So you think that without the PMP you won’t get a job. I’ll tell you from experience you aren’t going even to get an interview with 99% of the companies that 100% require it. You will find your next job just like most of us do and that is networking. If by chance, you do land an interview based solely on the hundreds of times you clicked apply on LinkedIn, then that is your opportunity to get more information about the organization and understand if it will be a good fit for you. Before you go talking about PMP certification with a future employer, do your homework to see how ready you are to take a PMP exam. If you don’t have any project management experience, then ask about it! This is something you ask about in the interview about gaining it as you build knowledge, then having the employer pay for prep, PMI membership, and an exam.
If you do have experience or are a seasoned project manager, then that interview is your moment to negotiate a time frame you believe you could complete the study and take the exam. A prospective employer will appreciate that you may want to choose a time frame you think is doable. Or maybe, like me, you believe experience and formal education are weightier, and you can demonstrate examples of how you manage projects that don’t necessarily fit into the PMBOK way.
Myth of the 20% pay increase
Some studies say you can expect a pay increase if you attain the PMP. If you work for a company who hands out 20% pay increases for passing a test, please send me an email right away. Otherwise, consider the above scenario where you are interviewing with a company who prefers a PMP, but you don’t have one. You tell them that you will be ready for the PMP exam in some months, but you expect X% pay raise. I seriously doubt you would be taken very seriously. That is why this is a myth. Use Google, Glassdoor, or if in the US, use the Bureau of Labor and Statistics to nail down what the average pay grade for your education and experience and then negotiate that 20%! Like most in the workforce, your only chance to negotiate salary is when you are in the hiring process.

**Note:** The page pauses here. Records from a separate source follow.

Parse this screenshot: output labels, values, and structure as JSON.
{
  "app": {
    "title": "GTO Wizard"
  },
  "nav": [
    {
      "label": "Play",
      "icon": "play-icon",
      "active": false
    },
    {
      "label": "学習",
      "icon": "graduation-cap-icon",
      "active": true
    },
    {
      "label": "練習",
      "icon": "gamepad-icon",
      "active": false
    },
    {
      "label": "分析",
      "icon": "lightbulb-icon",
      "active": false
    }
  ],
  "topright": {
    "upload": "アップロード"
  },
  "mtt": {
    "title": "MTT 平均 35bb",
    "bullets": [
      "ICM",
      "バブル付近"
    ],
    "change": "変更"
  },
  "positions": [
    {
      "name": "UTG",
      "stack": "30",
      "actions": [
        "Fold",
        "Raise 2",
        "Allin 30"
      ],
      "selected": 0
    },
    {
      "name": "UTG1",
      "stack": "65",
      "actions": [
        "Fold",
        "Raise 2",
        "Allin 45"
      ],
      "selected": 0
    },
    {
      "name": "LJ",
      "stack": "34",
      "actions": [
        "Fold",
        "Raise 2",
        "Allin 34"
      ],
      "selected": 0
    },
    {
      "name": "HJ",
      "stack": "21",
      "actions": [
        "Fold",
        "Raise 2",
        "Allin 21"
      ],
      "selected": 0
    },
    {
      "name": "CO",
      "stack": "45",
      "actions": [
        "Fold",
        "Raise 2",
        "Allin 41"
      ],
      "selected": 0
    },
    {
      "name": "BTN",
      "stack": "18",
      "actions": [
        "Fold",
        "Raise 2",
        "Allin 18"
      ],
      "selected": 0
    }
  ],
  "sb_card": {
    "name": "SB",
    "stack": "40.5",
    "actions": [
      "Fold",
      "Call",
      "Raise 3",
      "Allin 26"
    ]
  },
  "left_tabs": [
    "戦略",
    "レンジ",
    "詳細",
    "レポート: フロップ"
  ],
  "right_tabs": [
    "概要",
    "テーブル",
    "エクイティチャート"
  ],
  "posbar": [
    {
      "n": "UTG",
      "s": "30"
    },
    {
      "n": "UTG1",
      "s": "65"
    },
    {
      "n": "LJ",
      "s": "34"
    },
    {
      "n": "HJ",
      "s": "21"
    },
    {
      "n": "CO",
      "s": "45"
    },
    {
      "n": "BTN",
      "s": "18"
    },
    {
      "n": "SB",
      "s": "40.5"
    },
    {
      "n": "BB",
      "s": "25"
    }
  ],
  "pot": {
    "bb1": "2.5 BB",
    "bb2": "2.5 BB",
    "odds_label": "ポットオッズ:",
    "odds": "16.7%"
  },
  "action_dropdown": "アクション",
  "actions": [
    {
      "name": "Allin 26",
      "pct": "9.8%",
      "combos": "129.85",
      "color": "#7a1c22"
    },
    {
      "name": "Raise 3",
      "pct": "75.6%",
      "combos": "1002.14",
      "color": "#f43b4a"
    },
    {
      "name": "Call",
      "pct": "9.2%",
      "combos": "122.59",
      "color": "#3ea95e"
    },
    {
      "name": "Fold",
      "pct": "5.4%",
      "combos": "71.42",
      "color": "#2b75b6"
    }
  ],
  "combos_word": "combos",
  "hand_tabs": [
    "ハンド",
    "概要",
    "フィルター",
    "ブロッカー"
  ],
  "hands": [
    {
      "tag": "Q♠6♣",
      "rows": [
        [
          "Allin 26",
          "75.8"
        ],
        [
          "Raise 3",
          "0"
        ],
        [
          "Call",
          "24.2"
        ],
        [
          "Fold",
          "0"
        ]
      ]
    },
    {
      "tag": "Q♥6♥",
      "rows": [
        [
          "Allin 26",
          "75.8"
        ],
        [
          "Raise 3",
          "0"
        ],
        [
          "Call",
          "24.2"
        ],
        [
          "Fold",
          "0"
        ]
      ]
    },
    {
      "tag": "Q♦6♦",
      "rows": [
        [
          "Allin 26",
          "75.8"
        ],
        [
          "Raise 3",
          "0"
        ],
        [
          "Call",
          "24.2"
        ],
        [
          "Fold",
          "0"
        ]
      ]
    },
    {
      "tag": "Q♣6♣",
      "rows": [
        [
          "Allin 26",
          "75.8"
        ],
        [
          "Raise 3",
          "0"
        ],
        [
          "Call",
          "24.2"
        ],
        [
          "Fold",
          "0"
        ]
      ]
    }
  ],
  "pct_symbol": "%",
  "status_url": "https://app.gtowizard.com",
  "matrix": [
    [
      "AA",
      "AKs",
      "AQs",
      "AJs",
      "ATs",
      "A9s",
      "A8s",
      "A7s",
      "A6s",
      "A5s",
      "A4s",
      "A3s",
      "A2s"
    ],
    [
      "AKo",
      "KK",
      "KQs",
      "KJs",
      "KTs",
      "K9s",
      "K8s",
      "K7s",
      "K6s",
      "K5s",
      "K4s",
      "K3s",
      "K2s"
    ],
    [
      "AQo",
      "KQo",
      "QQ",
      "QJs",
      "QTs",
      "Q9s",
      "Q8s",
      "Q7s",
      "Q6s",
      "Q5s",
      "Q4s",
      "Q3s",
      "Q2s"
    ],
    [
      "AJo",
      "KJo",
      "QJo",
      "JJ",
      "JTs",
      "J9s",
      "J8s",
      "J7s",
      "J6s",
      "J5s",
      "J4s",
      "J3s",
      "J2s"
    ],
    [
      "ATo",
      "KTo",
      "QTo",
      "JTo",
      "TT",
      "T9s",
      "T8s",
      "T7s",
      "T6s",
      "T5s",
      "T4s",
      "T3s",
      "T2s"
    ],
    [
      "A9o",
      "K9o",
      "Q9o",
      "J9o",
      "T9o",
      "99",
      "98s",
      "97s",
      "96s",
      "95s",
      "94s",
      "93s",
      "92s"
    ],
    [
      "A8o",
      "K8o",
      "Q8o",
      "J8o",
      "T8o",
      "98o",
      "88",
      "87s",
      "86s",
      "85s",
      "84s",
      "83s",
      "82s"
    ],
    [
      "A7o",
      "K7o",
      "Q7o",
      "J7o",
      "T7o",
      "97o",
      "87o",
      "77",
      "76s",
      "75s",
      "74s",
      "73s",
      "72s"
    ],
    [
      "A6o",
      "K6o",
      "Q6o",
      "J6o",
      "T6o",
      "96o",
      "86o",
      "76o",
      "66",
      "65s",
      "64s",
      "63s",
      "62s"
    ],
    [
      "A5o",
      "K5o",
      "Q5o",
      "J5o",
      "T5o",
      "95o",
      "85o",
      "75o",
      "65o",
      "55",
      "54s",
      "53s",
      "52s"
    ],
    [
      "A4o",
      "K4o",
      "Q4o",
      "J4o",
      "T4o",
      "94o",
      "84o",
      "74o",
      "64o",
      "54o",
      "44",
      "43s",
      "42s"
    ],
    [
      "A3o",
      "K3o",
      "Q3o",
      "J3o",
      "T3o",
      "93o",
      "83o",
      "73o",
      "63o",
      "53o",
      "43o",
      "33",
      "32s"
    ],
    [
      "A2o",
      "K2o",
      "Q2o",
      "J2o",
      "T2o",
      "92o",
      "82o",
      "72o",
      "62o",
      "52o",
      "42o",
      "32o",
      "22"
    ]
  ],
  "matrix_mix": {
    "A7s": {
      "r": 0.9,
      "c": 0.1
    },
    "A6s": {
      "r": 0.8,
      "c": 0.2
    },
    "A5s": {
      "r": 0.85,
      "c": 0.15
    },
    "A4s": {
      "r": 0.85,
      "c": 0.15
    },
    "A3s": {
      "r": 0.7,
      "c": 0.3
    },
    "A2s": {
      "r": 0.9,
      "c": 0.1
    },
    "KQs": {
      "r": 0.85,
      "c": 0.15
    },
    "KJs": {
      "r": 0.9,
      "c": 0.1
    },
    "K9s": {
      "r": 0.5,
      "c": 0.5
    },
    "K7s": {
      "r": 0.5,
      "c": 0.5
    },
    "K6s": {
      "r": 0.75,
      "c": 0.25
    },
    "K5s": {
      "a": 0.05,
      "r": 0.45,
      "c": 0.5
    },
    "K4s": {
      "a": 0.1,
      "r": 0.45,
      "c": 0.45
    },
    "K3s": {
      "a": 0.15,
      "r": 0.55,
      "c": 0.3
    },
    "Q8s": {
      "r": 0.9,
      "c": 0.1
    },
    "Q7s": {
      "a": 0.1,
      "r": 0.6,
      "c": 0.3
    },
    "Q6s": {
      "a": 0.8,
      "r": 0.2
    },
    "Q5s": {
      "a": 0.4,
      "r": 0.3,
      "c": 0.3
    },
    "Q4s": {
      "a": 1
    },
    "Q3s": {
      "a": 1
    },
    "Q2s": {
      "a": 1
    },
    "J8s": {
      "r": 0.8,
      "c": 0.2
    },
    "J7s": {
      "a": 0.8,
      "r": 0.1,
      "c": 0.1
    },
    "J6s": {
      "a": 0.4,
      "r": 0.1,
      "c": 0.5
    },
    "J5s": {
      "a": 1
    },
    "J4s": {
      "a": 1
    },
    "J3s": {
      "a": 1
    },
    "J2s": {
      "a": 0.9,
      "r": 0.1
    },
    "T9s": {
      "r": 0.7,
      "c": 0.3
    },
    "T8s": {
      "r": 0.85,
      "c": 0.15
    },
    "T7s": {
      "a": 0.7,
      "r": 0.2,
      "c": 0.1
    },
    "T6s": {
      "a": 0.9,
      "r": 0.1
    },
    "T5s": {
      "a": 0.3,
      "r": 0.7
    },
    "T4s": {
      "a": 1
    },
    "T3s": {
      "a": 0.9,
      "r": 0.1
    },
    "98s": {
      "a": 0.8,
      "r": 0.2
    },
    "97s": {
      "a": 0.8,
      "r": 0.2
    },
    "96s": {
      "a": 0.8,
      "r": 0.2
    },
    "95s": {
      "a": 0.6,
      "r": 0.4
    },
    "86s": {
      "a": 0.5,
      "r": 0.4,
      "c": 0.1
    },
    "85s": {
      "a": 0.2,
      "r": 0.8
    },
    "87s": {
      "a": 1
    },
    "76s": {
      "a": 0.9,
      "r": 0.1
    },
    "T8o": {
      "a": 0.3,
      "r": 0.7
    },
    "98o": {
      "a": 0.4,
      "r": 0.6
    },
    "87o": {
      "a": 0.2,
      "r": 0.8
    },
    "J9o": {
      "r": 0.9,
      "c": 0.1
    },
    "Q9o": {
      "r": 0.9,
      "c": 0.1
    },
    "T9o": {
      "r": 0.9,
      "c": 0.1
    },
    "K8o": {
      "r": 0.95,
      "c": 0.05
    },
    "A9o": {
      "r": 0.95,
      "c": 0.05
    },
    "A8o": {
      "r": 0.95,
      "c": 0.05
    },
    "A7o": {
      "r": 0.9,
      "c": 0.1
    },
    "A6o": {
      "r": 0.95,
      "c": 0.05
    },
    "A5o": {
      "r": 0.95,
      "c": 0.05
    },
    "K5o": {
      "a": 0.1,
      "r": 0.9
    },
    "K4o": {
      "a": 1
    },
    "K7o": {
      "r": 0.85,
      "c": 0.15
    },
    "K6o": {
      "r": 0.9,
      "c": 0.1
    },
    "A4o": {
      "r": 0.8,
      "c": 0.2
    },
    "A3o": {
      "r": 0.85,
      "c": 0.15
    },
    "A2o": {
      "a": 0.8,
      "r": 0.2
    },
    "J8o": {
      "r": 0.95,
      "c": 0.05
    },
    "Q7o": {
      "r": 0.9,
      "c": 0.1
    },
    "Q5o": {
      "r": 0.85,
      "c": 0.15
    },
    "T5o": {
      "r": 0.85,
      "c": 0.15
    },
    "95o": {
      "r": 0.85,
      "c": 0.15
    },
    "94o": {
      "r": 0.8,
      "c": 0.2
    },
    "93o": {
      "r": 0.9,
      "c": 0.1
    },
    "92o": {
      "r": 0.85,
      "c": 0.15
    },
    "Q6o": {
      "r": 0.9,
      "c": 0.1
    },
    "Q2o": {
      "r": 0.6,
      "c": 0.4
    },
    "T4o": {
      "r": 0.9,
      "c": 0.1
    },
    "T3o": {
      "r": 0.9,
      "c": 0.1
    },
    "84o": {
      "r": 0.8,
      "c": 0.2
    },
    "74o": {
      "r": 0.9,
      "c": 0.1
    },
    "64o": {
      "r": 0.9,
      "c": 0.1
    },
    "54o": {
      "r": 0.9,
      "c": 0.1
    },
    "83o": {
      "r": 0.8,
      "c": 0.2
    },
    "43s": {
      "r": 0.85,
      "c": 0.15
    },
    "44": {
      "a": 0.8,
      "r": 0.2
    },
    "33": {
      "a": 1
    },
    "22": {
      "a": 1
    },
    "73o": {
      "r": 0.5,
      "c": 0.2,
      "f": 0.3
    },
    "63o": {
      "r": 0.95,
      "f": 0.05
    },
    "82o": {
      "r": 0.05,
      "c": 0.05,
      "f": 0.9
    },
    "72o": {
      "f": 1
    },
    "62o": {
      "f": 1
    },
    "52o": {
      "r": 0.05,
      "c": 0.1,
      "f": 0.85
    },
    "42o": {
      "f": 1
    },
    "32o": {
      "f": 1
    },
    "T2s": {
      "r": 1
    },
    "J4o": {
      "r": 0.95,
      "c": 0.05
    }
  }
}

After that, you own it, and 20% pay raises come with promotions; not exam passing scores.
Make your next move on additional learning based on what you like and are passionate about. Don’t stress over project management certfication. Do you love everything there is about project management and want to become one of the top stars in your organization, then by all means, have the employer get you certified. If you are wrestling with the decision, then you should put your money into soft skills like communication and leadership. If your concern is how something looks on a resume or gets you something you don’t currently have I believe you should visit the five whys and decide on your next move. This doesn’t diminish the power of having a PMP that some experienced professionals have already achieved. Having the PMP credentials for many industries can be a benefit, but newer managers need to examine the fluctuation of job roles and how technology has shifted the landscape.